Artistic Management Intern Tyra Wilson recently sat down to talk with Artistic Director Curt Columbus, who will be directing Macbeth this spring about how he’s going to tackle this Shakespearean classic.
Tyra Wilson: Macbeth: what do we need to know about this show?
Curt Columbus: I was talking to a friend of mine last year who is a high school teacher, and we were talking about the world and current affairs and how unsettled we felt. She said “If you think you feel unsettled right now, imagine what it’s like to be a young person in this world, where there are not lots of role models for moral behavior.” That got me thinking about producing a classic play that would be about honor and what happens when you forget to be honorable. What happens when you focus on your own ambition over other people’s needs. That naturally led me to Macbeth. Because we will perform this for literally thousands of students [at our Project Discovery student matinees], I wanted to tell a moral parable about honor and the cost of pursuing power, fame, and fortune over those things: honor, truth, and justice. I have a long relationship with this play. Macbeth was the first big role I ever had, when I was 12, in a school production, and my mom got me contact lenses so I wouldn’t have to wear my giant Coke bottle glasses. I have hilarious photographs of me in the doublet and hose she had built for me on her Singer sewing machine. After I did the part for the whole school, an abridged version for kids, two little third grade girls came up to me and said “Can I have your autograph?” and that basically decided it for me. I was gonna be in theater from that moment on, because of this particular play. I have acted in this play twice, and I have directed it twice. This will be my first time at Trinity Rep.

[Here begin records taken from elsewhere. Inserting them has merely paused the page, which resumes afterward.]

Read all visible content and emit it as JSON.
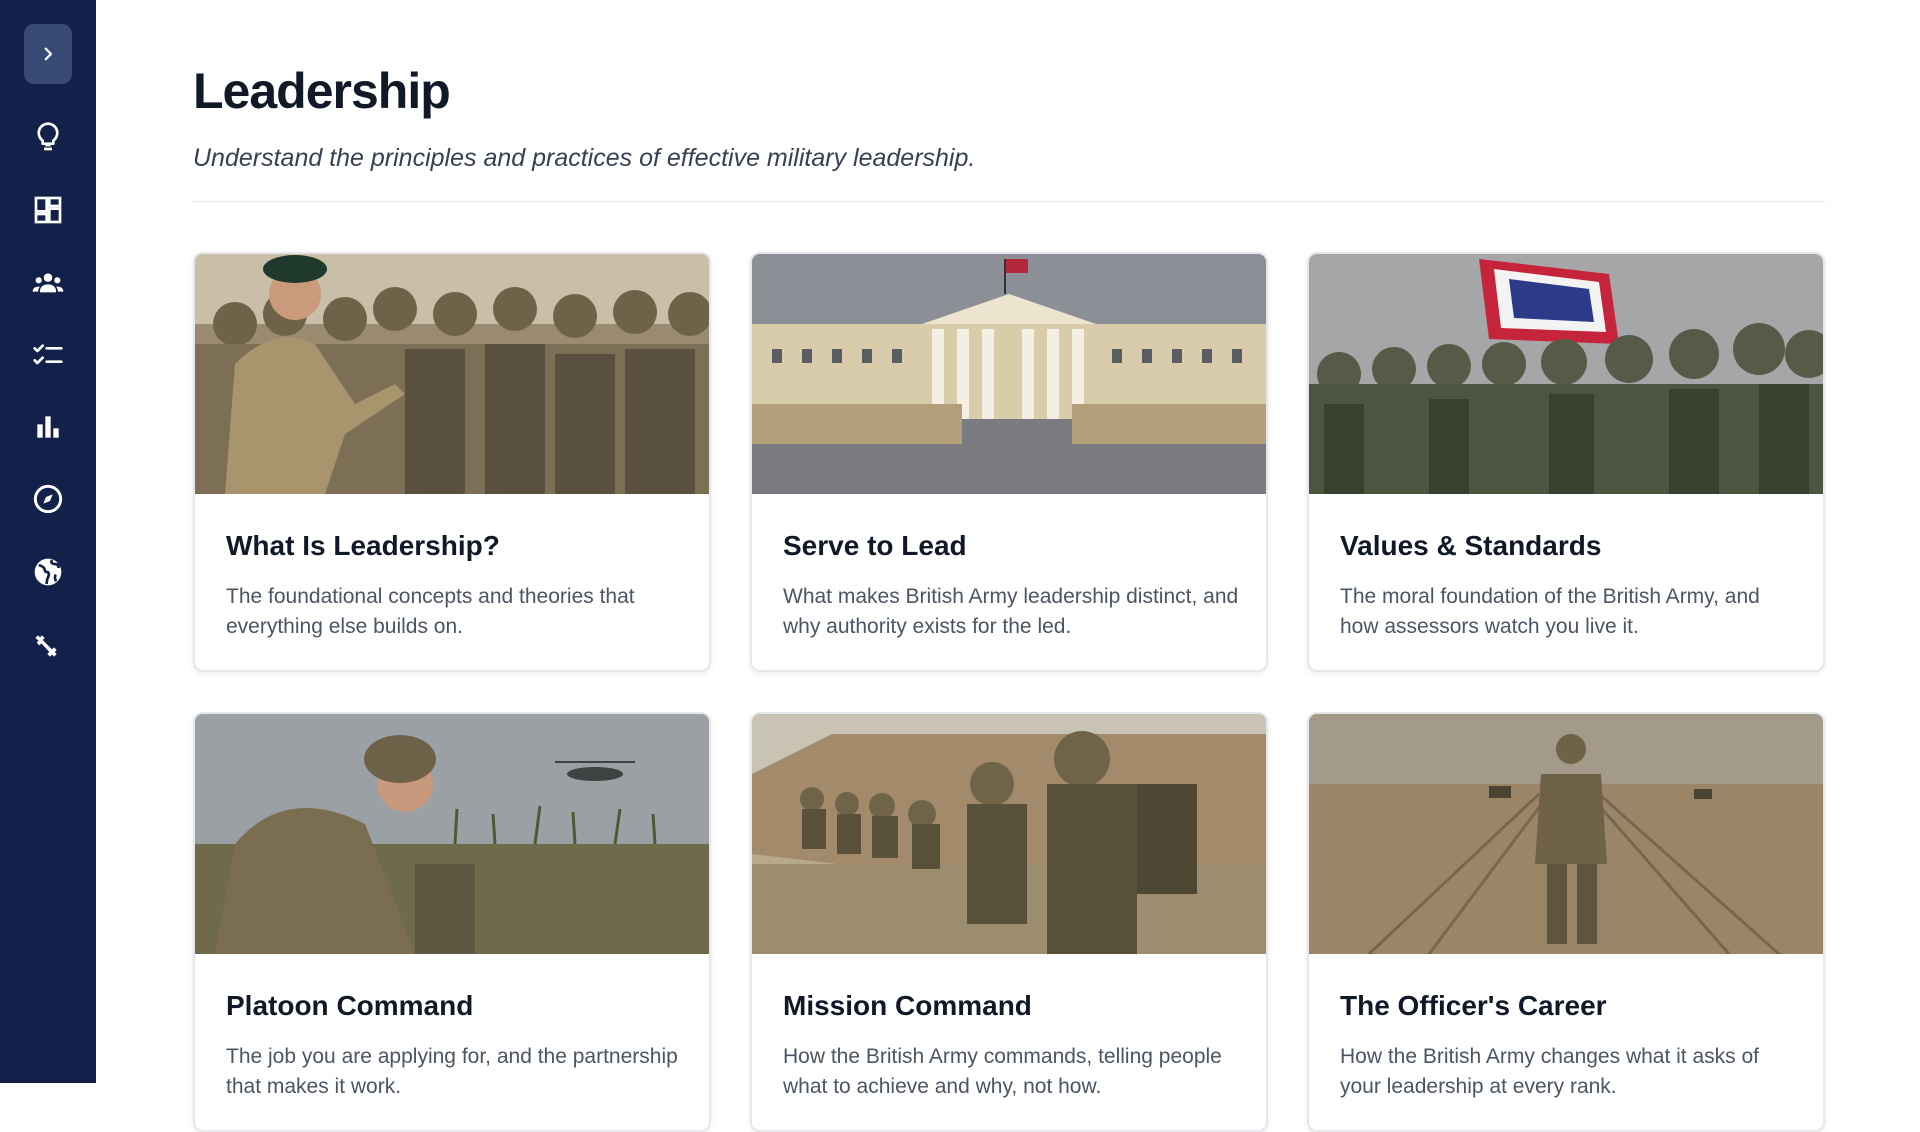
{
  "sidebar": {
    "items": [
      {
        "icon": "lightbulb-icon"
      },
      {
        "icon": "dashboard-icon"
      },
      {
        "icon": "group-icon"
      },
      {
        "icon": "checklist-icon"
      },
      {
        "icon": "bar-chart-icon"
      },
      {
        "icon": "compass-icon"
      },
      {
        "icon": "globe-icon"
      },
      {
        "icon": "fitness-icon"
      }
    ]
  },
  "header": {
    "title": "Leadership",
    "subtitle": "Understand the principles and practices of effective military leadership."
  },
  "cards": [
    {
      "title": "What Is Leadership?",
      "description": "The foundational concepts and theories that everything else builds on."
    },
    {
      "title": "Serve to Lead",
      "description": "What makes British Army leadership distinct, and why authority exists for the led."
    },
    {
      "title": "Values & Standards",
      "description": "The moral foundation of the British Army, and how assessors watch you live it."
    },
    {
      "title": "Platoon Command",
      "description": "The job you are applying for, and the partnership that makes it work."
    },
    {
      "title": "Mission Command",
      "description": "How the British Army commands, telling people what to achieve and why, not how."
    },
    {
      "title": "The Officer's Career",
      "description": "How the British Army changes what it asks of your leadership at every rank."
    }
  ]
}
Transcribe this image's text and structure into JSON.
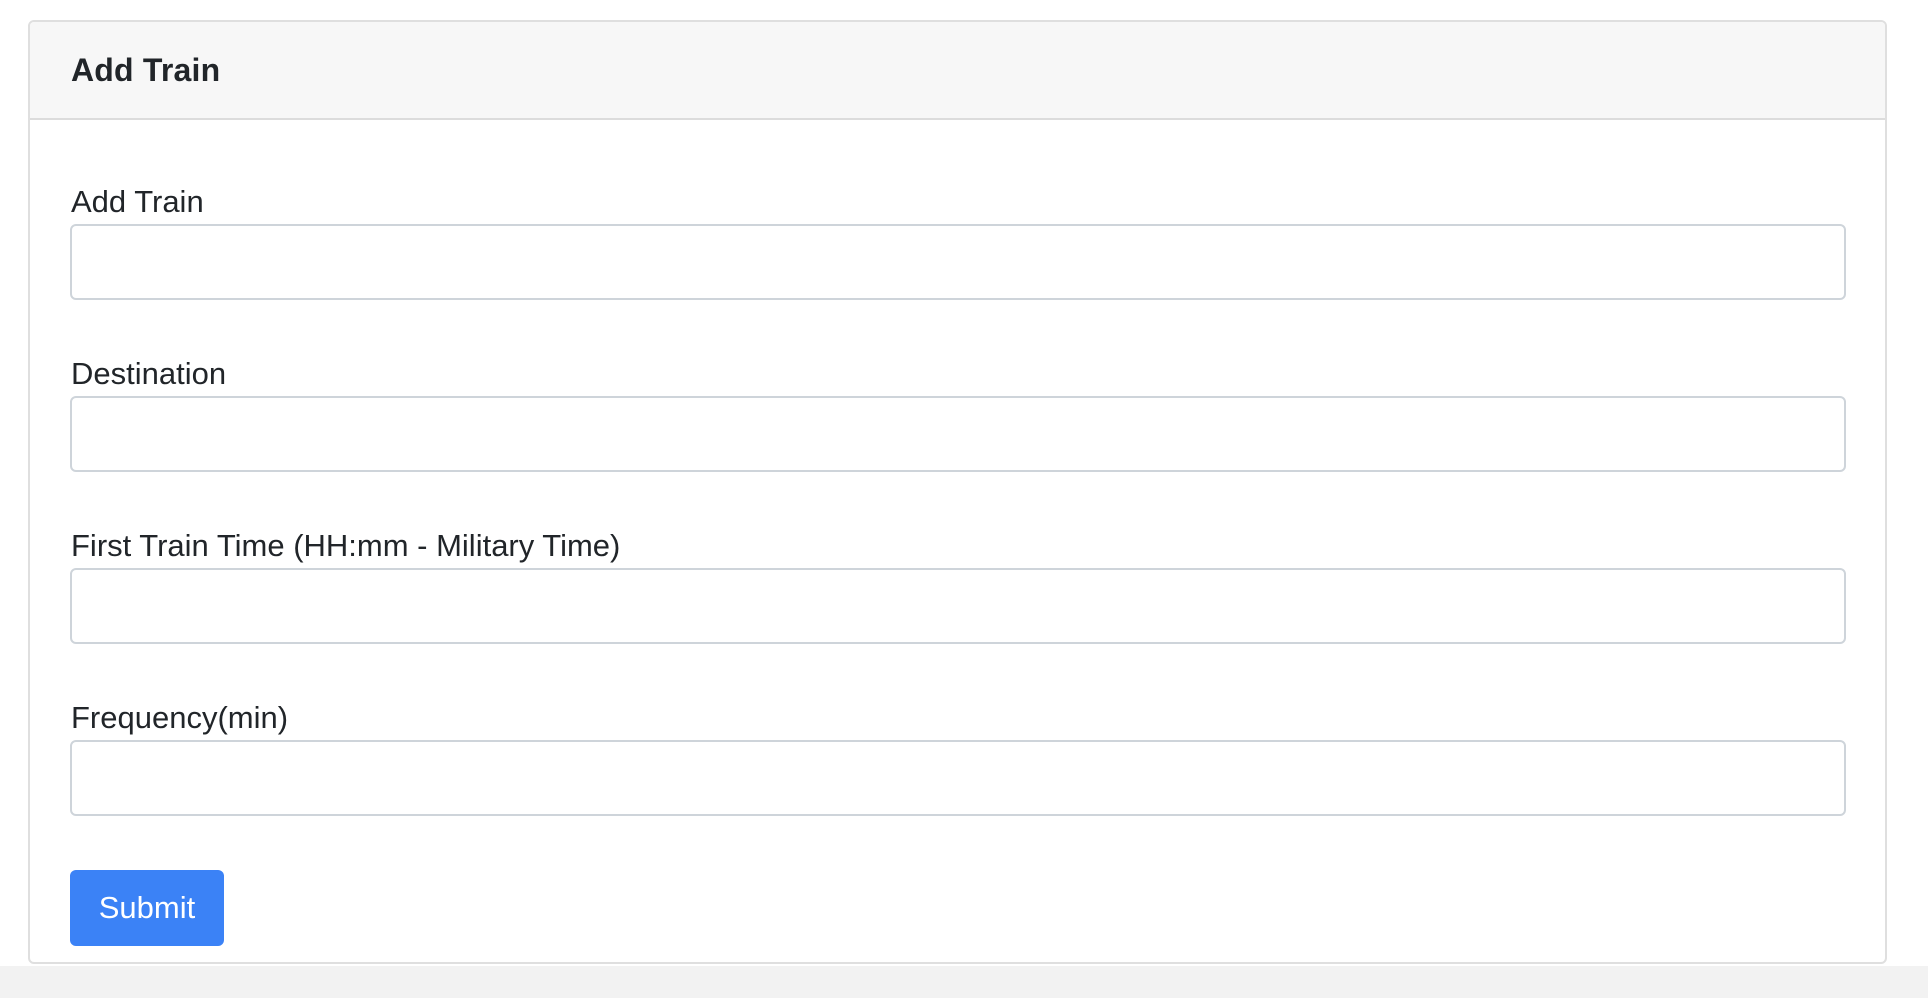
{
  "card": {
    "title": "Add Train"
  },
  "form": {
    "fields": [
      {
        "label": "Add Train",
        "value": "",
        "placeholder": ""
      },
      {
        "label": "Destination",
        "value": "",
        "placeholder": ""
      },
      {
        "label": "First Train Time (HH:mm - Military Time)",
        "value": "",
        "placeholder": ""
      },
      {
        "label": "Frequency(min)",
        "value": "",
        "placeholder": ""
      }
    ],
    "submit_label": "Submit"
  },
  "colors": {
    "primary": "#3b82f6",
    "header_background": "#f7f7f7",
    "border": "#ced4da",
    "text": "#212529"
  }
}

TW: Do you believe in the dreaded curse connected with saying Macbeth’s name in a theater?
CC: Well, no, yes, I don’t know. It’s so hard to know. They say that if you’re working on the show you can say his name, which is why I’m using the word at all in the interview. I am a superstitious person but for the 12 stories that exist about theaters burning down and disasters happening when people have been producing this play for going on five centuries… I don’t know. As with most superstitions, it only has the weight that you give to it, and while I believe in theater ghosts, I don’t believe that it’s a magic word for theater ghosts.
TW: I hear you talk about moral parable and honor. What does honor mean to you?
CC: Honor means keeping your word when you say you’ll do something. Honor means putting your needs last and the needs of others first. Honor means holding to really high ideals for yourself and others. Honor means fighting to protect those around you and having that be your primary driving impulse.
TW: How do you hope students will interact with this piece, or what would you like them to derive from it?
CC: I’m setting the whole play in a nightclub, and we’re having a live DJ. I hope the kids enjoy the music and have fun, but that’s what I’m hoping for adult audiences, too. This story should take them almost by surprise because it’s really such a good story. I’m hoping that people will find themselves in a space where they’re feeling celebratory and open and able to more fully take in the story that they’re seeing.
TW: Is there anything else you’d like to add?
CC: Can I turn the microphone back to you? You said to me when we started working on this play together, “I’ve read this play before. I know this play very well.” Then I gave you a book by Gary Wills called Witches and Jesuits and you said, “It’s making me see the play in a different way.” Why?
TW: Gary Wills’ book highlights how bad it was to dabble in witchcraft in the 16th century. It gave me a key into how truly evil Macbeth is for consorting with witches. This idea of religion never crossed my mind even though it was a really religious period in history. Wills talks about how dastardly it was to make a deal with the devil and how witchcraft was seen as something really diabolical. Today, witchcraft is so modern a topic and not necessarily seen as an evil vocation. In the 16th century you couldn’t even joke about dealing with the devil, and witches were his servants, so to speak. Now I’m seeing how severe what Macbeth is doing with the witches is and what he becomes as a result; Wills says by dealing with witches Macbeth becomes one. Seeing Macbeth as a servant of the devil by the end of this play — and the long journey into evil he takes — makes this so much more than just a story about a greedy guy who wants to be king.
CC: The reason I’m asking this is that I find that book to be revelatory. What’s interesting is that, because Gary Wills is such a smart writer, he goes deeply into the historical period, only to lead us through to the other side to today and say, that’s why Macbeth is so vivid. That’s why it’s a play about giving yourself over to the forces of evil and thinking, “Yeah bring it all on. I don’t care how evil I get, I don’t care about how dishonorable I get.” Wills tells this very specific history of 16th-century England and how Shakespeare’s writing is so informed by the things happening around him, even though it would be against the law to talk about a monarch so maliciously. By getting so specific about the history of the period, Wills also reveals the way in which it is an utterly modern play. People create this false dichotomy with Shakespeare. I hear audiences say, “Well why didn’t you just set it in the period?” Unless you know something about the period of the play, you don’t understand the ways in which the period research releases the story into the present day. I’m thankful to Gary Wills because I think he’s a brilliant author and I’m thankful to what his writing is going to do for our production. That historical specificity about evil and greed is going to be a way that we can move this production into now.